    Which puts Neguse in the awkward position of splitting with the Colorado delegation in leadership votes, or joining them in pitting newly powerful Democrats against out state.

    Ironically, a talking point against Republican U.S. Rep. Scott Tipton in the 3rd Congressional District — if Democrats take the House, the Western Slope would lose their influence and get nothing from Washington.

    Luckily for the Western Slope, they ignored those whispers and now they have Tipton in the House, Republicans ruling the Senate, and a Republican president who looks favorably upon western issues.





    The United States’ traditional electric grid is an engineering marvel with nearly 160,000 miles of transmission lines, millions of miles of distribution lines, and over 73,000 power plants.

    It delivers power throughout all of America, and it allows us to use air conditioners in the summer and heaters in the winter. One hundred years ago, electricity was a luxury, today, it is an affordable staple and absolute necessity to power our 21stcentury economy.

    But the traditional, centralized electric grid is ripe for change. Large power plants can cost up to a billion dollars to build and are often located miles from population centers. As a result, transmission lines, which cost a million dollars or more per mile, must be extraneously long in order to connect the plant with the rest of the grid. These current realities should be considered necessary evils to maintain America’s electrification, and they cost ratepayers, who are sometimes captive customers, millions every year.

    Moreover, as the previous post explained, both regulation and deregulation has stifled innovation and has failed ratepayers. The status quo is either endure an esoteric, regulated model that allows utilities to manipulate the market and gouge their customers or live with a deregulated market with volatile rates.

    All the while, new business platforms like Uber and Airbnb have permanently altered traditional business models that a decade ago seemed unchangeable. Economists are calling the market where these new entities operate the sharing economy, and while it may seem impossible, its next breakout platform could be the energy sector because of microgrid technology.

    Microgrids are small electric grids that consist of generation sources, distribution lines, and control mechanisms that switch gears and regulate voltage. According to the Department of Energy, “A microgrid is a group of interconnected loads and distributed energy resources within clearly defined electrical boundaries that acts as a single controllable entity with respect to the grid. A microgrid can connect and disconnect from the grid to enable it to operate in both grid-connected or island-mode.”

    Within the service area of a microgrid, electric generation is disseminated and owned by individuals and businesses. One household may install solar panels and batteries while another might utilize a diesel or natural gas generator. Regardless, because individuals own the generating sources, thereby decentralizing generation, massive power plants and long transmission lines are rendered obsolete and no longer needed.

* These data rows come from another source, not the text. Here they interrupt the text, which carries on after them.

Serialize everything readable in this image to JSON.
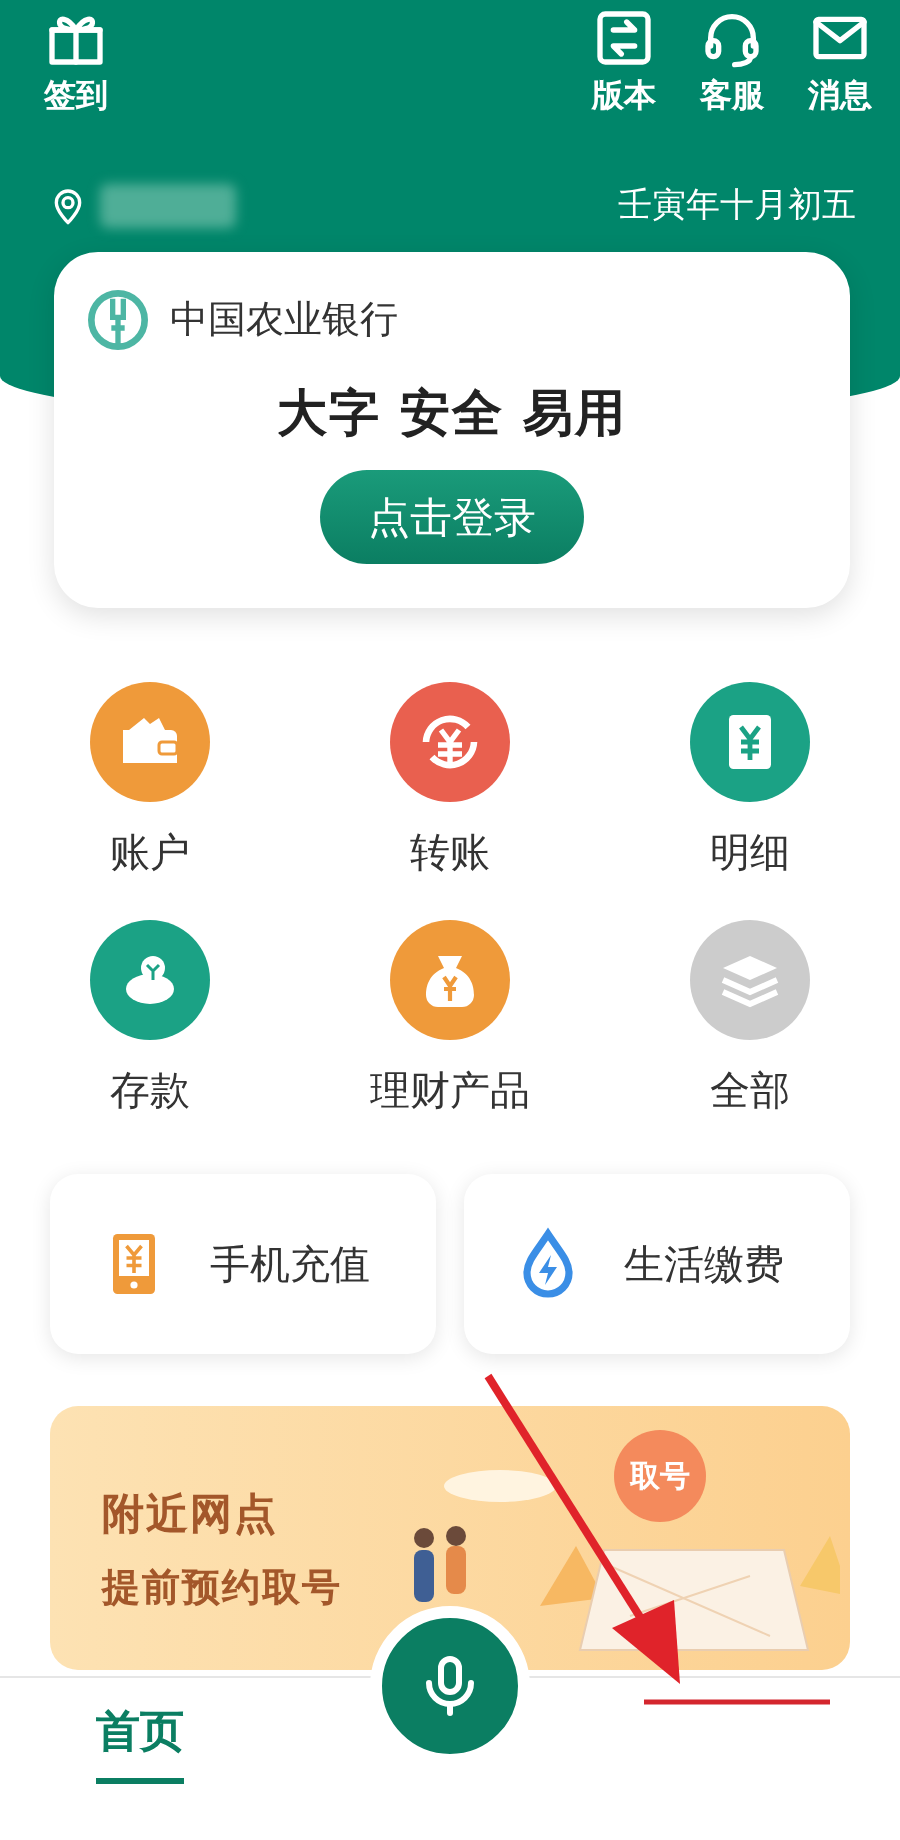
{
  "header": {
    "left_action": {
      "label": "签到"
    },
    "right_actions": [
      {
        "label": "版本"
      },
      {
        "label": "客服"
      },
      {
        "label": "消息"
      }
    ],
    "lunar_date": "壬寅年十月初五"
  },
  "login_card": {
    "bank_name": "中国农业银行",
    "slogan": "大字 安全 易用",
    "login_button": "点击登录"
  },
  "features": [
    {
      "label": "账户",
      "color": "#ef9a3a"
    },
    {
      "label": "转账",
      "color": "#e9604f"
    },
    {
      "label": "明细",
      "color": "#1ba285"
    },
    {
      "label": "存款",
      "color": "#1ba285"
    },
    {
      "label": "理财产品",
      "color": "#ef9a3a"
    },
    {
      "label": "全部",
      "color": "#cccccc"
    }
  ],
  "services": [
    {
      "label": "手机充值"
    },
    {
      "label": "生活缴费"
    }
  ],
  "banner": {
    "title": "附近网点",
    "subtitle": "提前预约取号",
    "pin_label": "取号"
  },
  "bottom_nav": {
    "tabs": [
      {
        "label": "首页",
        "selected": true
      }
    ]
  }
}
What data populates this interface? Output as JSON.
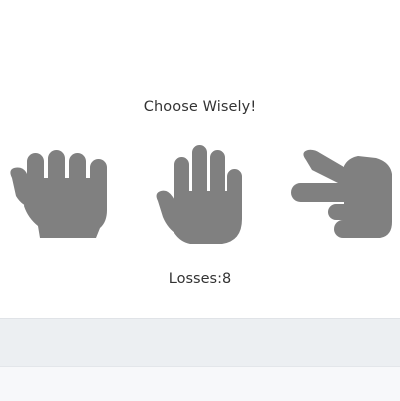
{
  "game": {
    "prompt": "Choose Wisely!",
    "score_text": "Losses:8",
    "hand_color": "#808080"
  },
  "choices": [
    {
      "id": "rock",
      "icon": "fist-icon"
    },
    {
      "id": "paper",
      "icon": "open-hand-icon"
    },
    {
      "id": "scissors",
      "icon": "scissors-hand-icon"
    }
  ]
}
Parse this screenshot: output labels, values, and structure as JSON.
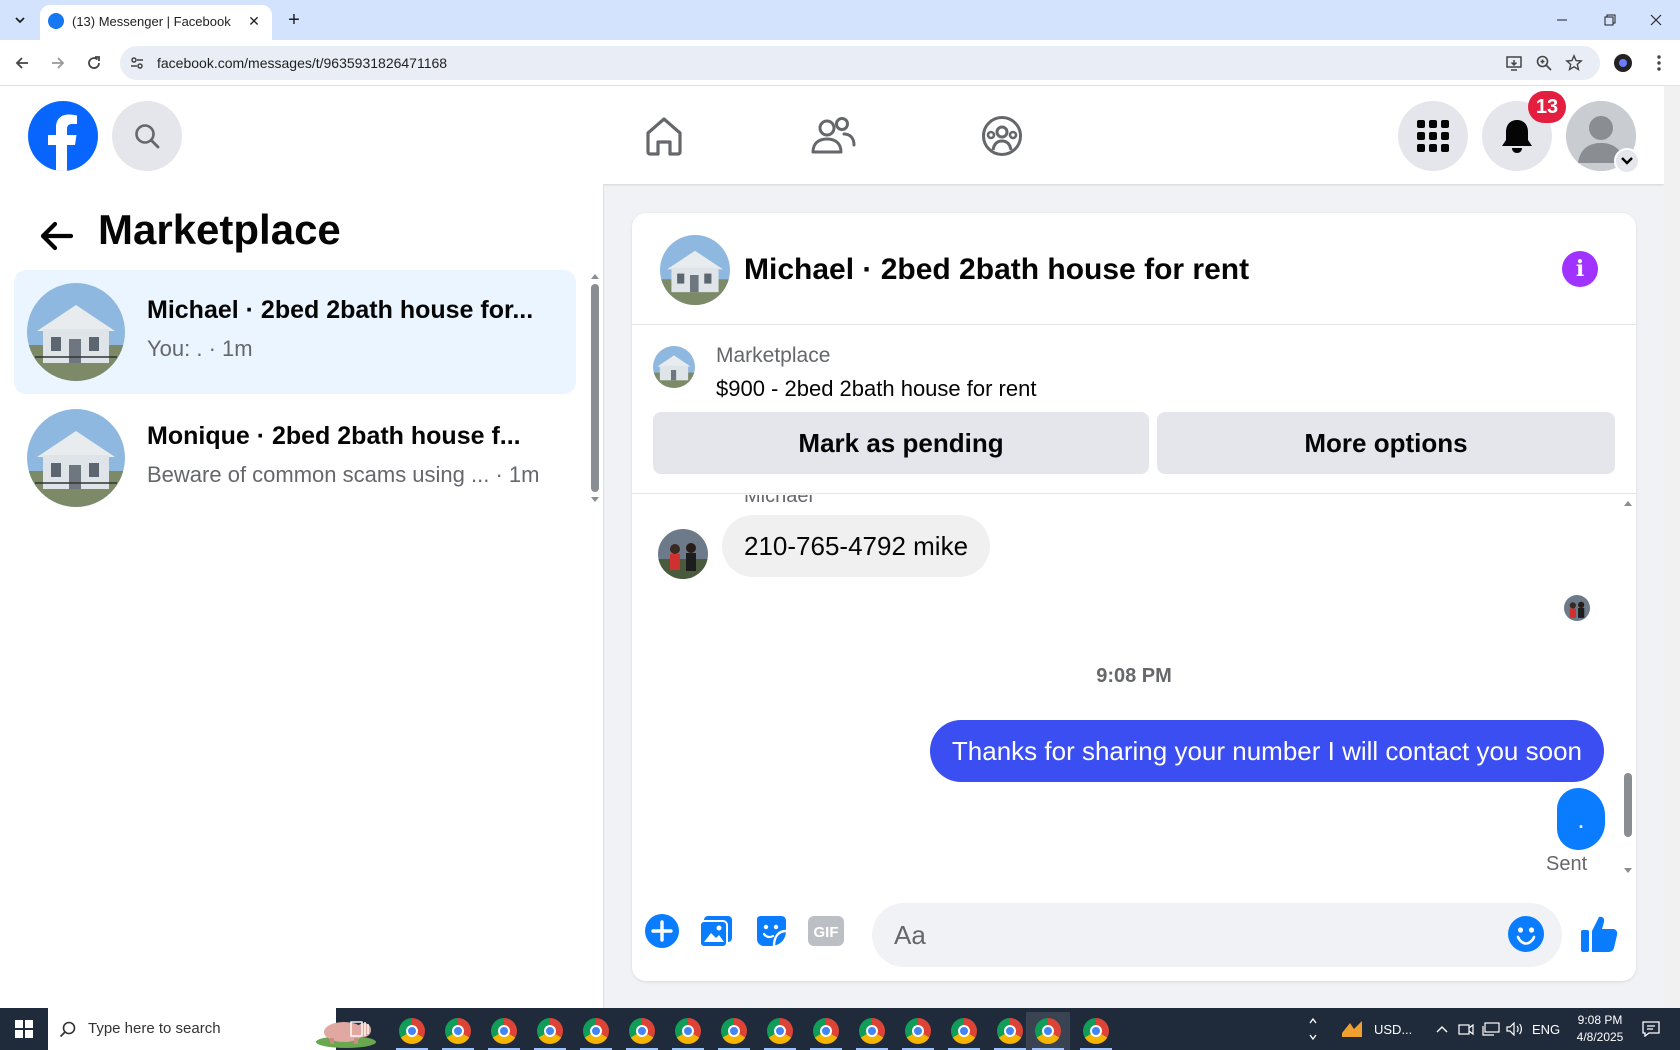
{
  "browser": {
    "tab_title": "(13) Messenger | Facebook",
    "url": "facebook.com/messages/t/9635931826471168"
  },
  "header": {
    "notification_count": "13"
  },
  "sidebar": {
    "title": "Marketplace",
    "conversations": [
      {
        "name": "Michael · 2bed 2bath house for...",
        "preview": "You: . · 1m",
        "active": true
      },
      {
        "name": "Monique · 2bed 2bath house f...",
        "preview": "Beware of common scams using ... · 1m",
        "active": false
      }
    ]
  },
  "chat": {
    "title": "Michael · 2bed 2bath house for rent",
    "listing": {
      "source": "Marketplace",
      "title": "$900 - 2bed 2bath house for rent",
      "mark_pending": "Mark as pending",
      "more_options": "More options"
    },
    "messages": {
      "sender": "Michael",
      "incoming": "210-765-4792 mike",
      "timestamp": "9:08 PM",
      "outgoing": "Thanks for sharing your number I will contact you soon",
      "outgoing_short": ".",
      "status": "Sent"
    },
    "composer": {
      "placeholder": "Aa",
      "gif_label": "GIF"
    }
  },
  "taskbar": {
    "search_placeholder": "Type here to search",
    "tray_currency": "USD...",
    "language": "ENG",
    "time": "9:08 PM",
    "date": "4/8/2025"
  },
  "colors": {
    "facebook_blue": "#0866ff",
    "messenger_blue": "#0a7cff",
    "outgoing_bubble": "#3a4ef1",
    "info_purple": "#a033ff",
    "badge_red": "#e41e3f"
  }
}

    Distribution lines would still be required within the “defined electrical boundary” in order to connect the participants, but without the need for large power plants and long transmission lines, infrastructure costs would drop.

    From powering prisons to college campuses to neighborhoods, microgrids enable communities to be independent from central electric utilities. They’re powered by a variety of sources (generators, batteries, solar panels, etc.) and are self-sufficient systems that can act in parallel with the central grid or function autonomously.

    It’s Uber for Energy, or the power sectors’ neighbor-to-neighbor economy. If you’re tired of the electricity cartel and its enablers at the Public Utilities Commission who keep customers captive, maybe it’s time to think about how you, your neighbor, and community can gain independence from Colorado’s regulated monopolies by creating your own microgrid.

    Amy Oliver Cooke is the Executive Vice President and Director of the Energy and Environmental Policy Center for the Independence Institute, Colorado's free market, state-based think tank. She has worked in both policy and operations since 2004.